The Social Science in Humanitarian Action Platform (SSHAP) reviewed the evidence and interviewed experts on vaccine hesitancy and confidence and the potential impact on the COVID-19 vaccine deployment.
The widespread deployment of vaccines is partly dependent on whether populations have trust in their governments, according to studies. This means that while providing consistent and scientifically accurate information can mediate some vaccine hesitancy, vaccine confidence may not improve unless clear efforts are made to increase public trust. Vaccine hesitancy varies between and within nations and social groups.
Studies show lower COVID-19 vaccine confidence amongst ethnic minorities such as Black US Americans who have faced historic and systemic oppression and have consequential mistrust in state intentions. Misinformation is more likely to have traction among communities that have experienced discrimination, neglect and abuse. According to the Royal Society and British Academy (2020), 80-90% of the population require the vaccine for it to stem the pandemic.

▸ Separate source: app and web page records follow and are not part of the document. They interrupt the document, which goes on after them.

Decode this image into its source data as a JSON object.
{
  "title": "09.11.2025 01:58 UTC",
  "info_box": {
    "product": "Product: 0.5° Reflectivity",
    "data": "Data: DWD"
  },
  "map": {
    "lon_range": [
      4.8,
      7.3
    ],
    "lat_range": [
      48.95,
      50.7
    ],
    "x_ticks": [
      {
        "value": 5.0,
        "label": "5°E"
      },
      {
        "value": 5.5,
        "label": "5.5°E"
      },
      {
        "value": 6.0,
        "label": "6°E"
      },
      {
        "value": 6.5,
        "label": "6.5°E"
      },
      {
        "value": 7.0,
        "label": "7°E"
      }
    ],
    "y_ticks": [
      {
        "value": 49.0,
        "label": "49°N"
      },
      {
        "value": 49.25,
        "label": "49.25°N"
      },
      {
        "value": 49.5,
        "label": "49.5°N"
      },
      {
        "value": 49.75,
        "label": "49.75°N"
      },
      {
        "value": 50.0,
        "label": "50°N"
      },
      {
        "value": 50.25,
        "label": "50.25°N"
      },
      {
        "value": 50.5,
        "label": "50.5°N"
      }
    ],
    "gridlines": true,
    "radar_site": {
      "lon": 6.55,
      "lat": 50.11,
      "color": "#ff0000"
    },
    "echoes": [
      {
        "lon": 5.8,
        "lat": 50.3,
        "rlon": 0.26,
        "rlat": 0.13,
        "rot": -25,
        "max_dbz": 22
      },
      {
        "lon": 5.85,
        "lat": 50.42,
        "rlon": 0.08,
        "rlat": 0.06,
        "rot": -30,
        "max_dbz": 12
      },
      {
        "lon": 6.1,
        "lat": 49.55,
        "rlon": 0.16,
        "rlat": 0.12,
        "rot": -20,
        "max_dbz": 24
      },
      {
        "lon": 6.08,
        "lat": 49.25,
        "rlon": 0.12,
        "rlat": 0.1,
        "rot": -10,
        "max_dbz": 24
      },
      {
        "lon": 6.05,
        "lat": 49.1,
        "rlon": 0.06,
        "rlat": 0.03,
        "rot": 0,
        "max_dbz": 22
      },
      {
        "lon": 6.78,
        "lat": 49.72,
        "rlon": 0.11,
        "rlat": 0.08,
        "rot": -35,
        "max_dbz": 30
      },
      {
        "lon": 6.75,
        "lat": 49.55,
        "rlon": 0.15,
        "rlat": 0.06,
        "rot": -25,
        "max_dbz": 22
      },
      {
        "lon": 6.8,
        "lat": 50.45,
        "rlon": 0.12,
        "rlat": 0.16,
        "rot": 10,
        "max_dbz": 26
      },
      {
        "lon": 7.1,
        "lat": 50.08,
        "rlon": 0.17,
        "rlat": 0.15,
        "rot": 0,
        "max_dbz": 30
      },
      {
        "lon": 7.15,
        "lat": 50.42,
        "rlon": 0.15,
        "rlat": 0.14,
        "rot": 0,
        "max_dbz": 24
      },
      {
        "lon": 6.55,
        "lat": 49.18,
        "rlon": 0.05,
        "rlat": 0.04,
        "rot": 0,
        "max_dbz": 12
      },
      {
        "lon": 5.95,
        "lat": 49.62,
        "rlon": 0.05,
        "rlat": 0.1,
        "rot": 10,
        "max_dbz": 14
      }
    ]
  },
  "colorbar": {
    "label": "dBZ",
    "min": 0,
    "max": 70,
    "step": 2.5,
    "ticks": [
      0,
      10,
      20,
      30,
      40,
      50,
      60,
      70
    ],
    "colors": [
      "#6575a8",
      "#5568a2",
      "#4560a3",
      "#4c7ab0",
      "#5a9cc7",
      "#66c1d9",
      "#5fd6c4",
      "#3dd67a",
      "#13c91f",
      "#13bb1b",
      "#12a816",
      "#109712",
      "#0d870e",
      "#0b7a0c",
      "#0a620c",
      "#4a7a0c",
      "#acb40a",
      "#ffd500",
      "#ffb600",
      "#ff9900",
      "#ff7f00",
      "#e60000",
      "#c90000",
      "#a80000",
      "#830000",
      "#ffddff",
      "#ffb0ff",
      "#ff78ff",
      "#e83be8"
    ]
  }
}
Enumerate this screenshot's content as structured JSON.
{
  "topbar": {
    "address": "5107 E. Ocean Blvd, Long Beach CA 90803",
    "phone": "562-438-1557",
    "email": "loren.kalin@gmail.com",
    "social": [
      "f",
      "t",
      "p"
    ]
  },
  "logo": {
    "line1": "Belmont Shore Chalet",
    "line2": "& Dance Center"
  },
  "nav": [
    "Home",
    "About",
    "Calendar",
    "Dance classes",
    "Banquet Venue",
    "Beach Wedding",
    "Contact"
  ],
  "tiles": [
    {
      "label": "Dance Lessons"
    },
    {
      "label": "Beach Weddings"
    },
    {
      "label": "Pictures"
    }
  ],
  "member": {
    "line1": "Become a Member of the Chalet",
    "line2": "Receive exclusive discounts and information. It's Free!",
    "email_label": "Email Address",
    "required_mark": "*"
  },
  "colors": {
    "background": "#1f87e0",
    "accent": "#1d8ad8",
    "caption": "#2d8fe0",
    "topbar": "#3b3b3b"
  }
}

Vaccine hesitancy is not just about fringe groups such as anti-vaxxers. Many people have real concerns about COVID-19 vaccines. Without transparent, clear and compelling communication about what they are, how they are being tested, why they are important, and what the public can expect from them, rumors will continue to emerge as people strive to fill in knowledge gaps. Publics must be meaningfully engaged in decision-making and planning. This will be critical for improving vaccine confidence and trust in the government and overall public health response.
It is very welcome news that at last vaccines have been identified that have impact in containing COVID-19. However, the success of the vaccines in stopping this global pandemic rely on governments investing as much in vaccine confidence as deployment. As our research shows, building trust in government and the public health response will be critical components to the take-up of the COVID-19 vaccine.”

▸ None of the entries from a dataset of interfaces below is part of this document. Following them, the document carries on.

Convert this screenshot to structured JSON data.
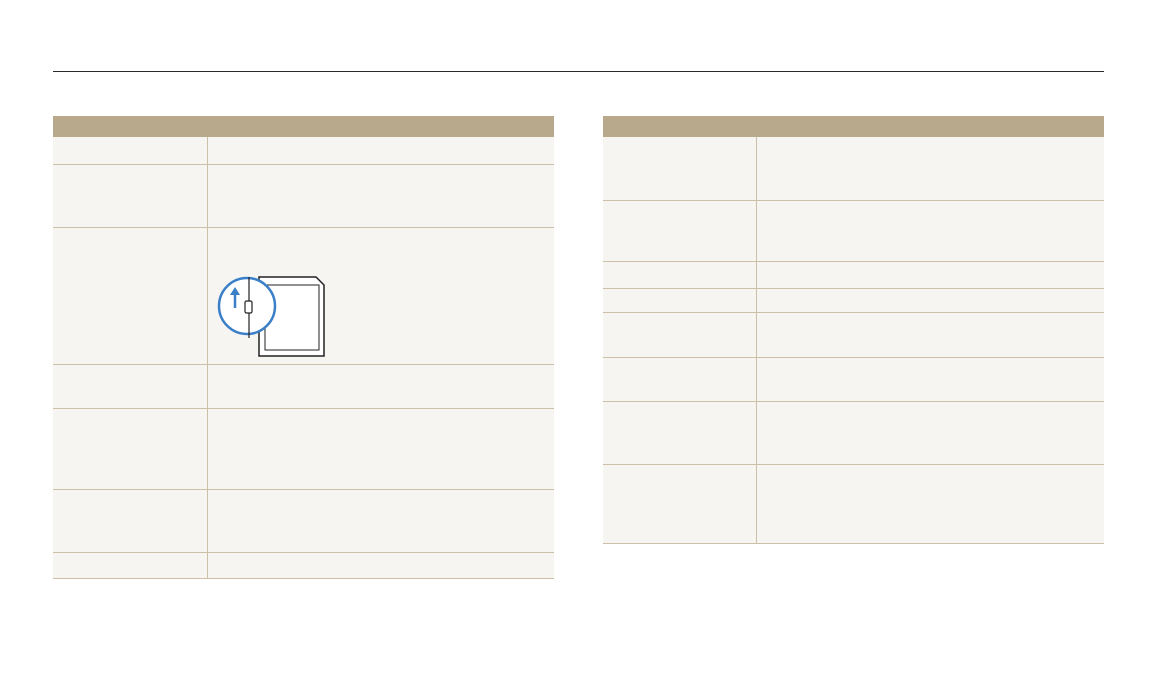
{
  "document": {
    "left_table": {
      "header": [
        "",
        ""
      ],
      "rows": [
        {
          "label": "",
          "description": ""
        },
        {
          "label": "",
          "description": ""
        },
        {
          "label": "",
          "description": "",
          "figure": "sd-card-lock-switch-illustration"
        },
        {
          "label": "",
          "description": ""
        },
        {
          "label": "",
          "description": ""
        },
        {
          "label": "",
          "description": ""
        },
        {
          "label": "",
          "description": ""
        }
      ]
    },
    "right_table": {
      "header": [
        "",
        ""
      ],
      "rows": [
        {
          "label": "",
          "description": ""
        },
        {
          "label": "",
          "description": ""
        },
        {
          "label": "",
          "description": ""
        },
        {
          "label": "",
          "description": ""
        },
        {
          "label": "",
          "description": ""
        },
        {
          "label": "",
          "description": ""
        },
        {
          "label": "",
          "description": ""
        },
        {
          "label": "",
          "description": ""
        }
      ]
    }
  },
  "colors": {
    "header_bg": "#b8a88c",
    "row_bg": "#f6f5f2",
    "rule": "#cdbfa8",
    "top_rule": "#2b2b2b",
    "callout_blue": "#3a7fc8"
  }
}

Professor Melissa Leach, Director of Institute of Development Studies and co-principal investigator of Social Science in Humanitarian Action Platform
SSHAP is a partnership between the Institute of Development Studies, Anthrologica and London School of Hygiene and Tropical Medicine. The authors of the SSHAP Rapid Review: Vaccine Hesitancy and Building Confidence in COVID-19 Vaccination are Tabitha Hrynick (IDS), Megan Schmidt-Sane (IDS) and Santiago Ripoll (IDS).